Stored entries
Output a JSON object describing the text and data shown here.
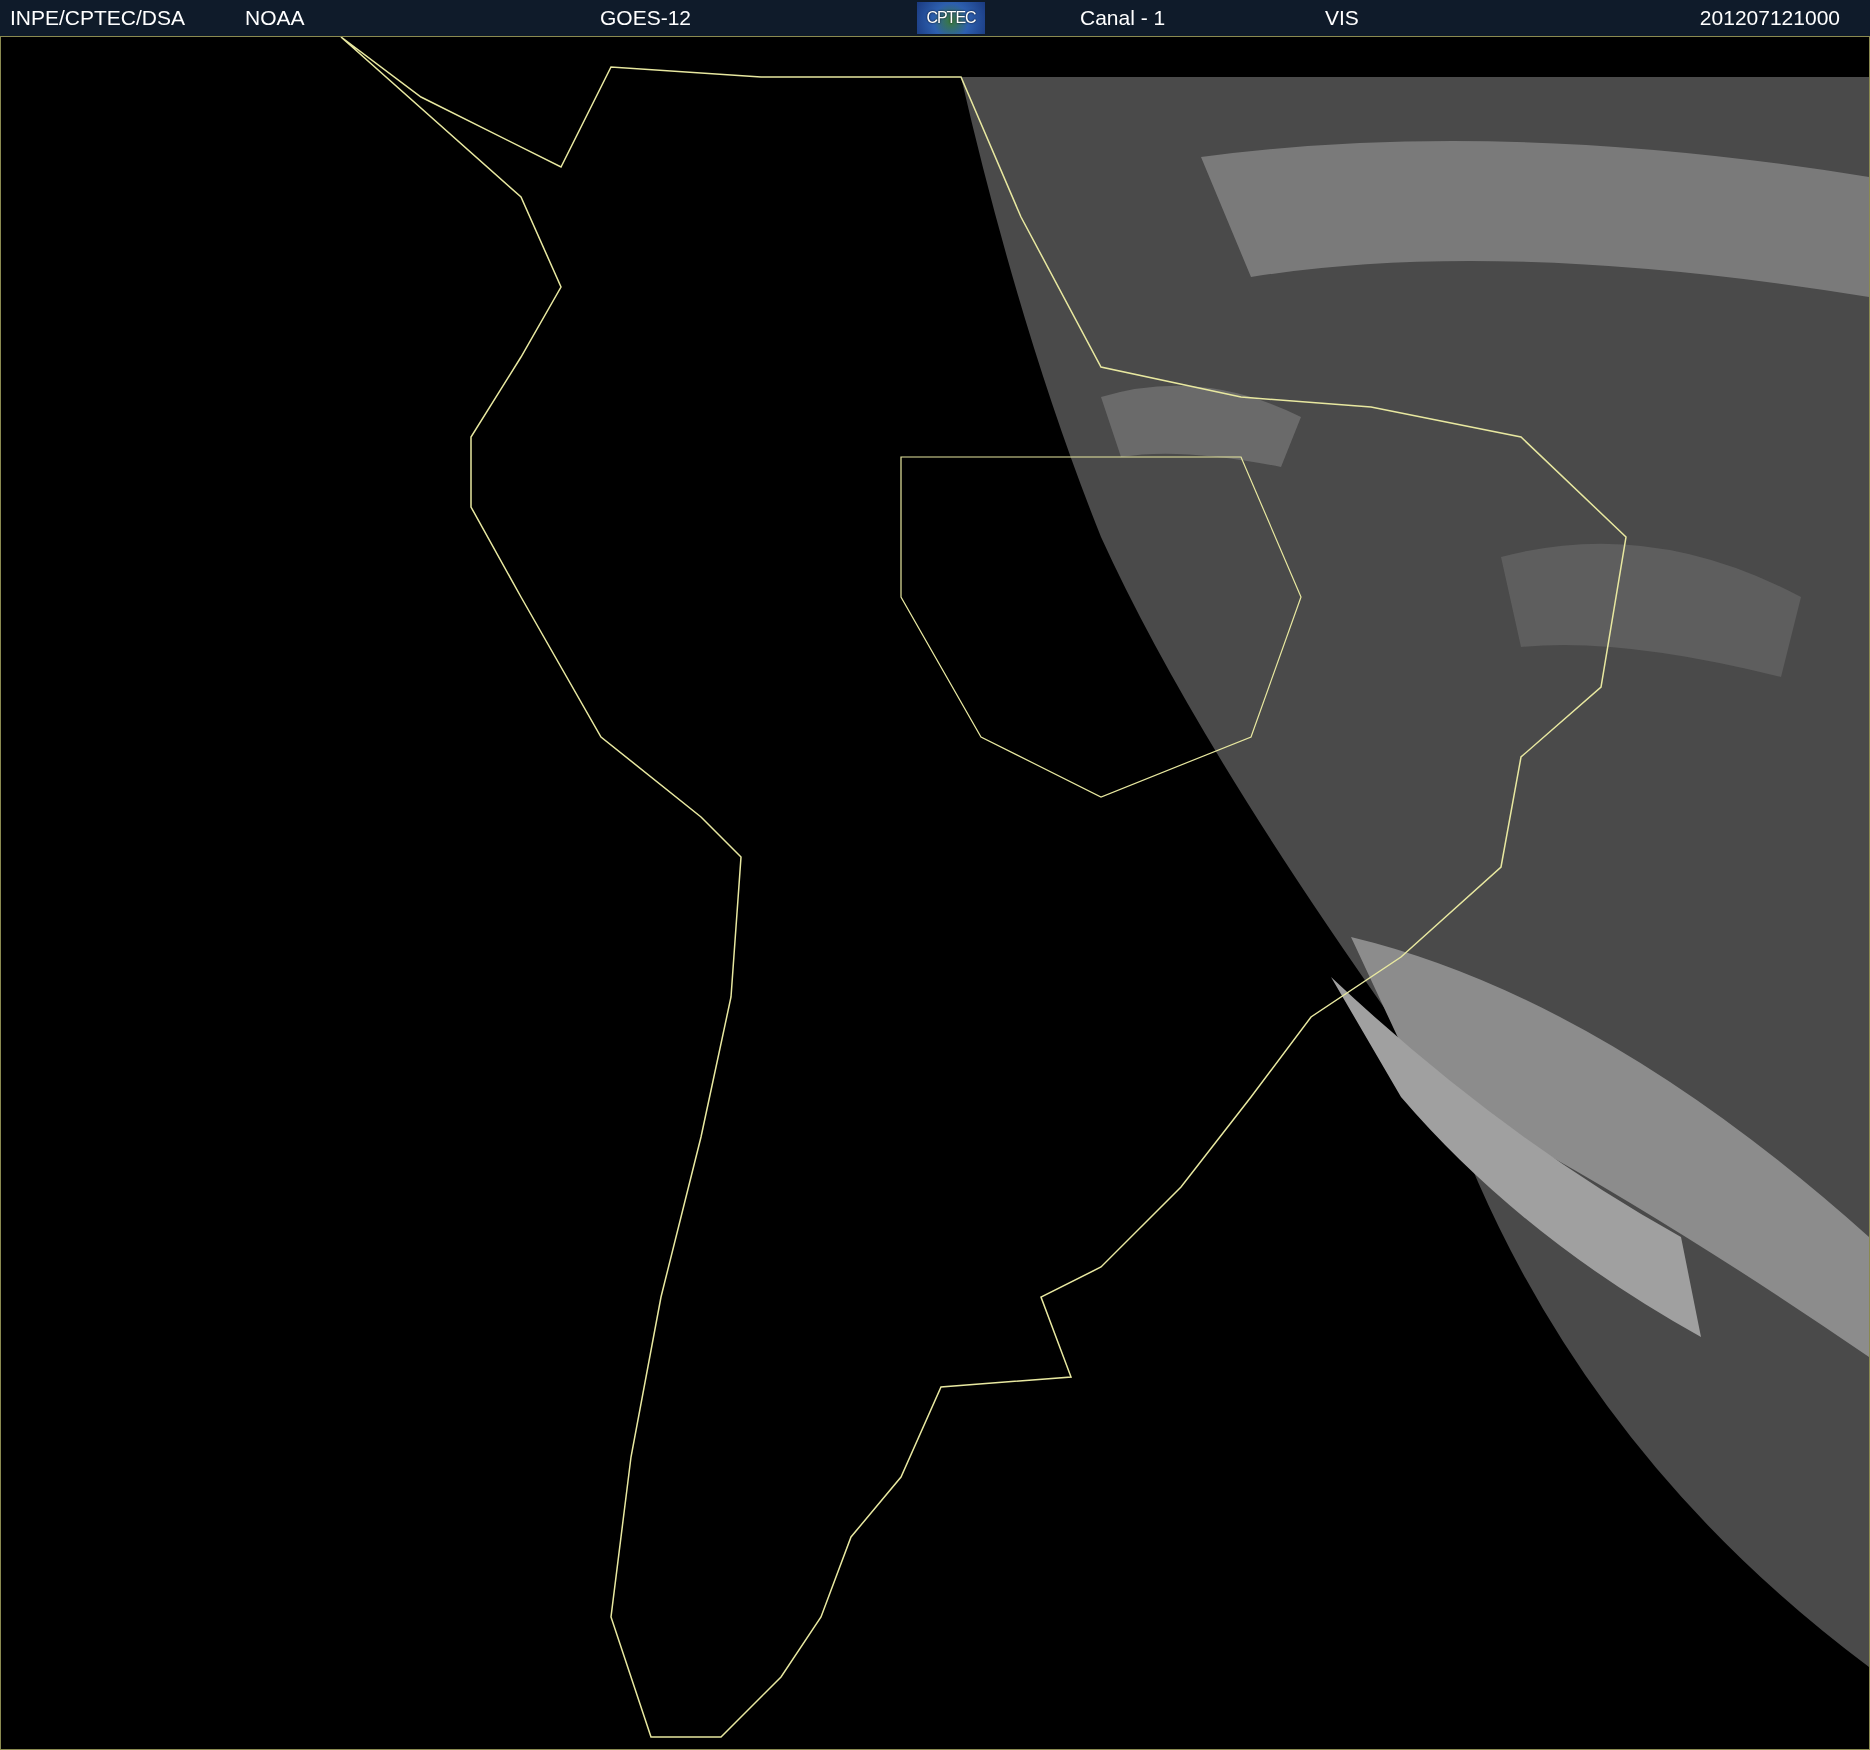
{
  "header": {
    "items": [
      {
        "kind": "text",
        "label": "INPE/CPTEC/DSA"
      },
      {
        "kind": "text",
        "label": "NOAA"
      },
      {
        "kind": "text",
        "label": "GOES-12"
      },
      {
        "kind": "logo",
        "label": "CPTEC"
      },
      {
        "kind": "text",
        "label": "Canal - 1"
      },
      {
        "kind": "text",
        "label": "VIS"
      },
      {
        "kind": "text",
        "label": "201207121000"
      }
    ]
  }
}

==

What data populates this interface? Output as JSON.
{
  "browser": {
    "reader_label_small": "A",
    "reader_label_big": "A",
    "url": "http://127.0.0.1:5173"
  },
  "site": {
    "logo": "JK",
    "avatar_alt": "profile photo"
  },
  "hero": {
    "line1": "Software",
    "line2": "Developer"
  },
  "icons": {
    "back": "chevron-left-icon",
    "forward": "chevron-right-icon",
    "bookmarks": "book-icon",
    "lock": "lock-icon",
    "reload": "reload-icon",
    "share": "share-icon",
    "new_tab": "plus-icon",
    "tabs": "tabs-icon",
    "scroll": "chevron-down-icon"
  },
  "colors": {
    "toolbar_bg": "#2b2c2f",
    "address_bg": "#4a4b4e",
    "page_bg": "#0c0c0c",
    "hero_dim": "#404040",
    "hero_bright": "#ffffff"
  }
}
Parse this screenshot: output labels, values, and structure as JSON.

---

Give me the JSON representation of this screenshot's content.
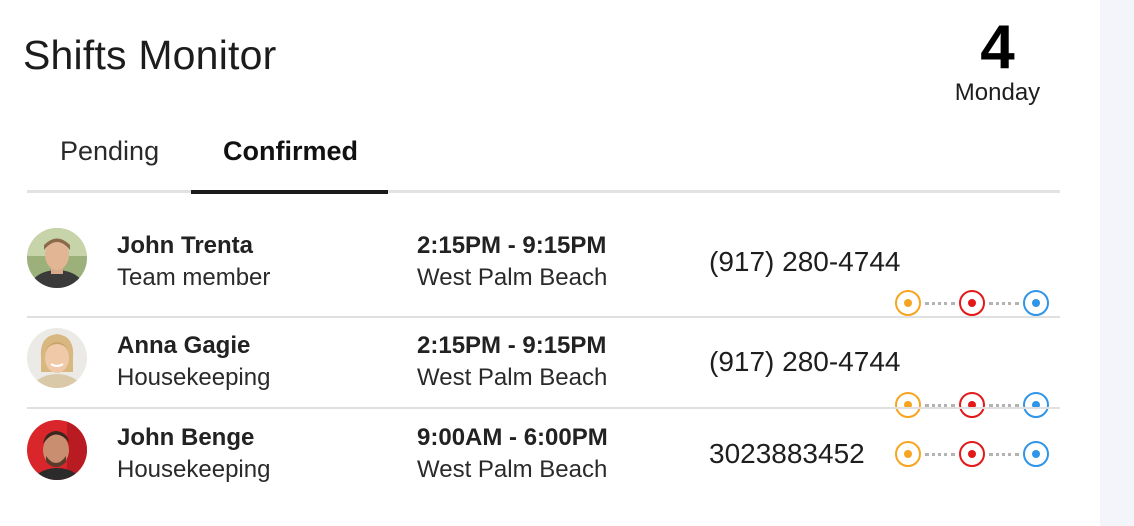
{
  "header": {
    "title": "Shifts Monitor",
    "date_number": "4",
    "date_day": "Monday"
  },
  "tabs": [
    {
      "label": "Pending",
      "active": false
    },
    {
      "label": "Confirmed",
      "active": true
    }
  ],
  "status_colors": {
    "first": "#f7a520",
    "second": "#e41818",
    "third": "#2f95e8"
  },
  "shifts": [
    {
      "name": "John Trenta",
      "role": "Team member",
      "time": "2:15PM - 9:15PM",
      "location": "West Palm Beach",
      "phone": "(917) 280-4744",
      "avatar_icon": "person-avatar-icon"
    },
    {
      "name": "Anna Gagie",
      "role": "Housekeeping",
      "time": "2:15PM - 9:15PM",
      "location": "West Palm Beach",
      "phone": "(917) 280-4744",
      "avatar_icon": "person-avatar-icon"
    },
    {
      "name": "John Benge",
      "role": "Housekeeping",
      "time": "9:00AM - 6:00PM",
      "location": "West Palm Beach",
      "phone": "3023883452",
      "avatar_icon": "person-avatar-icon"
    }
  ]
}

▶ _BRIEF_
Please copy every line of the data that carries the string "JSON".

▶ _RESULT OF THE EXERCISE_
Output a JSON object describing the text and data shown here.
What data populates this interface? Output as JSON.
Parse this screenshot: output labels, values, and structure as JSON.
Give me the JSON representation of this screenshot's content.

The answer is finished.